A letter from Bishop Scott J. Jones

Date Posted: 8/26/2021

   En Español      

My heart continues to be heavy as I hear the stories of how the Delta variant of Covid-19 is sweeping across Texas at alarming rates, even personally affecting many of you and your churches.

As your bishop and brother in Christ, please know that I am praying diligently for you.
I want to commend you for your leadership in adapting so precipitously – as the pandemic continues to be a constantly fluid and ever-changing situation. I hear stories regularly of the new and innovative technologies you are utilizing for worship, the care ministries you have established, and how you are responding faithfully to difficult questions every day. Well done, good and faithful servants!
What can you do as pastors?
First, continue to keep your spirits up by keeping your Sabbath and taking time to feed your soul. These are the most stressful times we have ever experienced in ministry. Rest. I would like to hear from you on how this is going -- burnout is real during this season of ministry.
Second, continue to educate your congregation about the facts on Covid-19 from your local authorities and hospitals and the importance of caring for your neighbors. This includes hand hygiene, social distancing, and respiratory etiquette. As I have said time and time again, this means wearing a mask in worship. It is not my place to mandate masking for local churches, but even vaccinated persons should consider masking when in large groups.
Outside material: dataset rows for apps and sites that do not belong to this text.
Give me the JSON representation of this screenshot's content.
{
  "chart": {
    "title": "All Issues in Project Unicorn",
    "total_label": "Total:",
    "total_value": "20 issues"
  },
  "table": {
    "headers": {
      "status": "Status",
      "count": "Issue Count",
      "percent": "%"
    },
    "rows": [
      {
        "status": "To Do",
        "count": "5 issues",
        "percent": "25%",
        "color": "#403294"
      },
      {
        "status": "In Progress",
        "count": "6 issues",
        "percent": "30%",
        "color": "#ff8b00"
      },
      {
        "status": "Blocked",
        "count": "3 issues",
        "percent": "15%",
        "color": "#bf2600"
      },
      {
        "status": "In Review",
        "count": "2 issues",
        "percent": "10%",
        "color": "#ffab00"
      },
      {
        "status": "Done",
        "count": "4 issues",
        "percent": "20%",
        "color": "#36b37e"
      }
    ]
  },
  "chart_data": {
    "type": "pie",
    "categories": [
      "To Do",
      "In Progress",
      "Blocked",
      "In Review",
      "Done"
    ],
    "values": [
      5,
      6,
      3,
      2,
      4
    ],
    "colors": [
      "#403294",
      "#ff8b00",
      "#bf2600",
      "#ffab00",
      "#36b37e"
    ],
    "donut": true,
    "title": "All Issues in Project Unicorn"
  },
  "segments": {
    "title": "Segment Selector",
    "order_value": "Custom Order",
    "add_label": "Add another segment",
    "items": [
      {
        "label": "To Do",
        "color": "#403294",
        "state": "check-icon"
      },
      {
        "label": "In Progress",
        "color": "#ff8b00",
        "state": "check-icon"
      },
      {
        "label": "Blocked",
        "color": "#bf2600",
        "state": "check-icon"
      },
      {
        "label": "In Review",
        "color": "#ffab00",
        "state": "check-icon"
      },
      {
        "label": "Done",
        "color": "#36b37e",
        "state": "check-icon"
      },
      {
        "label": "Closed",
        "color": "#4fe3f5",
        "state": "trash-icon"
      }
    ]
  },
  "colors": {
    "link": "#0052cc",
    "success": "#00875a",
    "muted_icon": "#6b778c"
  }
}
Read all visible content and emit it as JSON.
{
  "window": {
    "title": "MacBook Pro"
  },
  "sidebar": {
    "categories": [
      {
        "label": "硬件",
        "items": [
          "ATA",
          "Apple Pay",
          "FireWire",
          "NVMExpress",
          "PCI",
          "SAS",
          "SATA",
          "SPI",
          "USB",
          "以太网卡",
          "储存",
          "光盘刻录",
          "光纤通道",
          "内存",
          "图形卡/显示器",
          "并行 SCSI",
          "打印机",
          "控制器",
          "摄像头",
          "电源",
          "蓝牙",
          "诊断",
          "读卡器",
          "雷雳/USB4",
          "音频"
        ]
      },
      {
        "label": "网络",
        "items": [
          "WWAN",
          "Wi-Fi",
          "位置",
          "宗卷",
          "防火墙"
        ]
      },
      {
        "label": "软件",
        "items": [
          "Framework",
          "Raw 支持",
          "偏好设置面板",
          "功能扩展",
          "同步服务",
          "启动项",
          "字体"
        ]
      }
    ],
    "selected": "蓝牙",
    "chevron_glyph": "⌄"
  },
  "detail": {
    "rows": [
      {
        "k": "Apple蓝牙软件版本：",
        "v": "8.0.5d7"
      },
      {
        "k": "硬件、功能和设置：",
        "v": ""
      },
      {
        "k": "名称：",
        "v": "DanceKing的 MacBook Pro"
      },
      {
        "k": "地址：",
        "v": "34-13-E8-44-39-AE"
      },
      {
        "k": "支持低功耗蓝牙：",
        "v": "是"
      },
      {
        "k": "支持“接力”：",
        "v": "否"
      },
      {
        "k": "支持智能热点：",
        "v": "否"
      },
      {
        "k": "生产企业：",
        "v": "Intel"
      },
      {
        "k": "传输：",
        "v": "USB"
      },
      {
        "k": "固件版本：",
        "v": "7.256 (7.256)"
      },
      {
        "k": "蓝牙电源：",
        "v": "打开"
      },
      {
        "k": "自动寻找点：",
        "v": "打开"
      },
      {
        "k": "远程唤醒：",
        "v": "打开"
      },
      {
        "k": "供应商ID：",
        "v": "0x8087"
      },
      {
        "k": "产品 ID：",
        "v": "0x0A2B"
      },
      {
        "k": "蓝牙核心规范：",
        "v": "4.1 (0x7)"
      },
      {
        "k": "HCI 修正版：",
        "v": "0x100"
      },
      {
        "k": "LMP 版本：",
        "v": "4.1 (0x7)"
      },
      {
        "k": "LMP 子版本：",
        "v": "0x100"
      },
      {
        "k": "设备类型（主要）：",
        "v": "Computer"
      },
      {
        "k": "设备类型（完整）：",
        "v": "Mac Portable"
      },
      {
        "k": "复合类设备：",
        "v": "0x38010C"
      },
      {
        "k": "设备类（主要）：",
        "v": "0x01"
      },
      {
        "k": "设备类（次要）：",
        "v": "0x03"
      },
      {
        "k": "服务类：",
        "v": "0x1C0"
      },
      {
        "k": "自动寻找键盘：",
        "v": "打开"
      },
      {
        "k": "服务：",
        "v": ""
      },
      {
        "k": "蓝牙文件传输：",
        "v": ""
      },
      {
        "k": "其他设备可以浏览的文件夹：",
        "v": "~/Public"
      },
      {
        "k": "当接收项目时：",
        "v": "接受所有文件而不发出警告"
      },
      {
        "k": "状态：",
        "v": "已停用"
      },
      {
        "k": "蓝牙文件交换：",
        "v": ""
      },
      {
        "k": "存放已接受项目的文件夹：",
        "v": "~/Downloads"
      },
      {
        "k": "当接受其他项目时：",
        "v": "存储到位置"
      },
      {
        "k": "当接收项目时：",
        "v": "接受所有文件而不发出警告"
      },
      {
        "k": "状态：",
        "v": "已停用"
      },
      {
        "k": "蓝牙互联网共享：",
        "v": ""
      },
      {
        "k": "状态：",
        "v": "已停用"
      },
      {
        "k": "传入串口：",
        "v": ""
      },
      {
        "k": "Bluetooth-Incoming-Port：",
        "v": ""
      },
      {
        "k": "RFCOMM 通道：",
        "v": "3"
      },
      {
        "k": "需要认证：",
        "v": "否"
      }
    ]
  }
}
You’ve all done your part to stop the spread of this deadly virus by getting vaccinated, and I commend you for it. Please continue to convince those who remain unvaccinated to do their part if we are ever to achieve the herd immunity necessary to stop the spread of the virus and to prevent the creation of potentially even deadlier variants in the future.”
Third, I encourage you to retain the creative and innovative spirit that so many of you have demonstrated during this pandemic. Find ways to remain connected to your congregants, because they need your guidance and your listening ear. One lesson the past year has taught us is how much people need their church family and miss it when it becomes inaccessible. Remember to reach out and call members; check on the elderly and homebound at your church. Families might be struggling with fears related to going back to school. Also, look for where your church can provide leadership, help and support in the community.  There is so much need in our neighborhoods right now.
My mind goes back to the scripture we recently used as a theme for Annual Conference, “The three most important things to have are faith, hope and love. But the greatest of them is love.” These words could not be more true today.
We lean on faith in trying times like these, and we must continue to hold onto hope. Most importantly, however, we have to show love – and support and encourage each other.
Grace and peace,

Bishop Scott J. Jones